To do - Report only how many lines of the records contain the word "impact".

Items from a data source -
"""
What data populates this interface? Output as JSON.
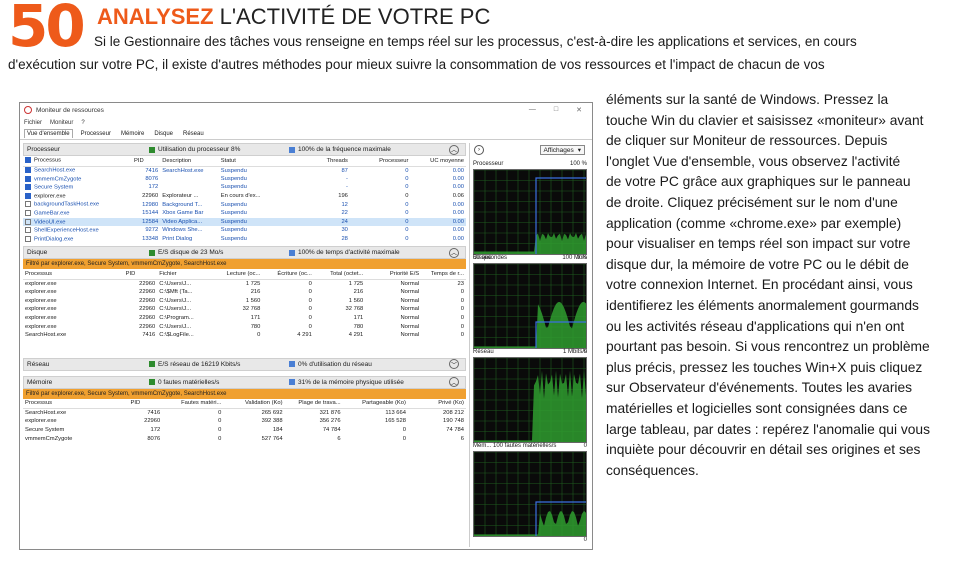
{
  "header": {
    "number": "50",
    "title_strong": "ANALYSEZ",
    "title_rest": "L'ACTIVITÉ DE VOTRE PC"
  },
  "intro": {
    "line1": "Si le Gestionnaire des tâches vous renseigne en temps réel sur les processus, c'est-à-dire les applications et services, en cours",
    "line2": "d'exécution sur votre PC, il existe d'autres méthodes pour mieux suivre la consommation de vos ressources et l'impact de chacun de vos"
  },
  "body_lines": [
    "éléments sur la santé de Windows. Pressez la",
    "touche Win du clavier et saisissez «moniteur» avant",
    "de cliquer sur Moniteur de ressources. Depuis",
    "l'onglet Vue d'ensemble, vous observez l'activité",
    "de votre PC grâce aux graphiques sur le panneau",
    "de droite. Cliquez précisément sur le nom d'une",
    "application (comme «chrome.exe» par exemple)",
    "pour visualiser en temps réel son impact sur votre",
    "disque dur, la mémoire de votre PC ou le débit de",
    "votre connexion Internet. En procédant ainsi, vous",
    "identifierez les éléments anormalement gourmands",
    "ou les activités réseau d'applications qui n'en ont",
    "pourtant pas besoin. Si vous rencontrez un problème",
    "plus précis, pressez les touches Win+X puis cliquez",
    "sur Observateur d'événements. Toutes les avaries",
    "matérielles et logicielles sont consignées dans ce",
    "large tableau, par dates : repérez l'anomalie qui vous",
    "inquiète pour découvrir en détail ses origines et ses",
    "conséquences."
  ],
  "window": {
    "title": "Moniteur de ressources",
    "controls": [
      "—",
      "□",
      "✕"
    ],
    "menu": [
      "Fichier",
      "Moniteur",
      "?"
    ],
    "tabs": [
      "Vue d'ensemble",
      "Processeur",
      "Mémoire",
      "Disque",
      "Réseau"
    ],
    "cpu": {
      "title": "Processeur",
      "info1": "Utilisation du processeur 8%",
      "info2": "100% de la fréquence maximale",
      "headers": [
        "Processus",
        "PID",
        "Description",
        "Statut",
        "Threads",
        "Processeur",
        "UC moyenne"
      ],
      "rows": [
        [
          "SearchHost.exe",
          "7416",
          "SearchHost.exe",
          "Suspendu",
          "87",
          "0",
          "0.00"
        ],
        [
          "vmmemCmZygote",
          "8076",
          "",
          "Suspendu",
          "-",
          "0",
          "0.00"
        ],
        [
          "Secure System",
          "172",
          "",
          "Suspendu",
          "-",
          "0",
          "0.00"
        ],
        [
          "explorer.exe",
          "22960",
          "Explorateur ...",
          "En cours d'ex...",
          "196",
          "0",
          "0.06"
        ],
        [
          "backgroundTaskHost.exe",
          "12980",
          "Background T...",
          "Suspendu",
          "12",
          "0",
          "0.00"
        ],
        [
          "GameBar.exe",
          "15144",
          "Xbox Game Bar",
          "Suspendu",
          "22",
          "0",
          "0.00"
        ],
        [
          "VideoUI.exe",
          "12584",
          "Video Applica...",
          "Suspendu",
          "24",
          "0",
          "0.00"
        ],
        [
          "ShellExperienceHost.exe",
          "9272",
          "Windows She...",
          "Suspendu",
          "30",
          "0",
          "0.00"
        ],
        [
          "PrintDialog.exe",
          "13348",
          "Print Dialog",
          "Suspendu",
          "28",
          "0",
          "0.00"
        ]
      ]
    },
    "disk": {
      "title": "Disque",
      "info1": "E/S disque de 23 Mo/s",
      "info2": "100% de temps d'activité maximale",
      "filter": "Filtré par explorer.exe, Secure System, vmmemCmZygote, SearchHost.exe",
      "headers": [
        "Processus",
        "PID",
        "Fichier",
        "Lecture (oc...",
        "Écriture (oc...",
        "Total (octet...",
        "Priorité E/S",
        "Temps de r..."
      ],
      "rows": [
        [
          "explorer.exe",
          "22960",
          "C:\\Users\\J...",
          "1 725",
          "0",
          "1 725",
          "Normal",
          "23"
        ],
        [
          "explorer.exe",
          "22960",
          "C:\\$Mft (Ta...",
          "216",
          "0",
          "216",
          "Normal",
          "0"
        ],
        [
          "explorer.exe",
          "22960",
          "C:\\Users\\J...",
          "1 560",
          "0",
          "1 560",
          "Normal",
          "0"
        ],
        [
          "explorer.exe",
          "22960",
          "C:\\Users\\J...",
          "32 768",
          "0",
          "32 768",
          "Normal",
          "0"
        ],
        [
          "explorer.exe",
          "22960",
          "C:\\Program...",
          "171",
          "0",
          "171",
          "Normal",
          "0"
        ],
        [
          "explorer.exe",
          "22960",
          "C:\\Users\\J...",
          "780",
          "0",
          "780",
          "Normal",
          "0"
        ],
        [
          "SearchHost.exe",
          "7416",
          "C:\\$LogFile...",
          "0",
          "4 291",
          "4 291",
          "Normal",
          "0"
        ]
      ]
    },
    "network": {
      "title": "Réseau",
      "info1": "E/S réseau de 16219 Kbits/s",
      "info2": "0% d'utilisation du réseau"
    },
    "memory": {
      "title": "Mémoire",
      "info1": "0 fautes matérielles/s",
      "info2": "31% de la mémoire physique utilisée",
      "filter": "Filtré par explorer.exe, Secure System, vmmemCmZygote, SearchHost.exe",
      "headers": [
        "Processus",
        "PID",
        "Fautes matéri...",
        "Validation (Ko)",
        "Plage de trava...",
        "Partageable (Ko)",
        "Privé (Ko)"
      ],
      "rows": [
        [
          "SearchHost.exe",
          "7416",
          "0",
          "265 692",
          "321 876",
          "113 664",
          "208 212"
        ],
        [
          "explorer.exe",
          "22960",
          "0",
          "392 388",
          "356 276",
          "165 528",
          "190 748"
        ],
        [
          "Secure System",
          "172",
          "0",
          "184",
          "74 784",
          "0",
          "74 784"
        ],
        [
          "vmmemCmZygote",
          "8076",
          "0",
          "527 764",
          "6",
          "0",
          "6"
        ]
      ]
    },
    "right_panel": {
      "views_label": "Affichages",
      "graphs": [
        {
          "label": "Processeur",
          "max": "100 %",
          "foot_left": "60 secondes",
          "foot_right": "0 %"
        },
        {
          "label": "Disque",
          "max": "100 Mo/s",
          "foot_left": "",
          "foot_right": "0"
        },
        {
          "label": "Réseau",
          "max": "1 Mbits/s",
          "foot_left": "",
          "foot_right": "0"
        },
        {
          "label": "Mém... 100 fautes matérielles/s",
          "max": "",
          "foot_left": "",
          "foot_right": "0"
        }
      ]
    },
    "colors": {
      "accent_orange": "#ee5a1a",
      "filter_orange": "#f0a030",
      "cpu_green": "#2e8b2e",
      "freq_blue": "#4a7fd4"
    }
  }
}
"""
Task result - 2